## TASK PROMPT
Copy each line of the following data that contains "plot".

## PROVIDED ENTRIES
──────

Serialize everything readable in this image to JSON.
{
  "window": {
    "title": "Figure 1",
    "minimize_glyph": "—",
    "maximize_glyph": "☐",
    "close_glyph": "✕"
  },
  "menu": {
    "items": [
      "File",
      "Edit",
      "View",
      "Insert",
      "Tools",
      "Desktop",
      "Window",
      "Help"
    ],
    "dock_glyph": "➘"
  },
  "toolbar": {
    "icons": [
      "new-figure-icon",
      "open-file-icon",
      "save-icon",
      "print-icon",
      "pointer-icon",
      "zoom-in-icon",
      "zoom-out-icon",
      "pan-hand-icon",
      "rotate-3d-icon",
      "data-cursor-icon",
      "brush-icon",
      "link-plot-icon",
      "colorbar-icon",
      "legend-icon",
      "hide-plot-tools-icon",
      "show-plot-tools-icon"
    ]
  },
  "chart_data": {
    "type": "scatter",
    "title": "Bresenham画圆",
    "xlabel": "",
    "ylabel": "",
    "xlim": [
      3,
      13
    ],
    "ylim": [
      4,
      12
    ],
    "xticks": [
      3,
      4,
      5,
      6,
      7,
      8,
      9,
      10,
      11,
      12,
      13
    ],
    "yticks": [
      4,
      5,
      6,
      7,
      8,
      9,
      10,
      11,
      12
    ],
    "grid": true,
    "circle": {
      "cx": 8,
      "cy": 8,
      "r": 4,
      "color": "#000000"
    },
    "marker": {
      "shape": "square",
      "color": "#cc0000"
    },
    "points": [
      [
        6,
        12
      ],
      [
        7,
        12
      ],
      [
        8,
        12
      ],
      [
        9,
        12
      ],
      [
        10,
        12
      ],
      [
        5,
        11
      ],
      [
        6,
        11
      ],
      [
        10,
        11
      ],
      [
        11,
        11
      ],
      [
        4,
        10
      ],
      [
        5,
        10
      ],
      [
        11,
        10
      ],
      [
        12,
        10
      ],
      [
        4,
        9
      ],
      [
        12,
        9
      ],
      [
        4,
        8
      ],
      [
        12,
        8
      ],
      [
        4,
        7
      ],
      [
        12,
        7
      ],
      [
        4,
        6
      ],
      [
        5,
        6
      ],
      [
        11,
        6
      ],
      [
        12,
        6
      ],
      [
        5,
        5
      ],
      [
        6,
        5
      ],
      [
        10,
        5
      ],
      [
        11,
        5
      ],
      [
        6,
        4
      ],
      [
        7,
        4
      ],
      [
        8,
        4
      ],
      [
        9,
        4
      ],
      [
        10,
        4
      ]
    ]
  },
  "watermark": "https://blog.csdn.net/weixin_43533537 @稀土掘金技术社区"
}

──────

## ANSWER FOR THE TASK
      "link-plot-icon",
      "hide-plot-tools-icon",
      "show-plot-tools-icon"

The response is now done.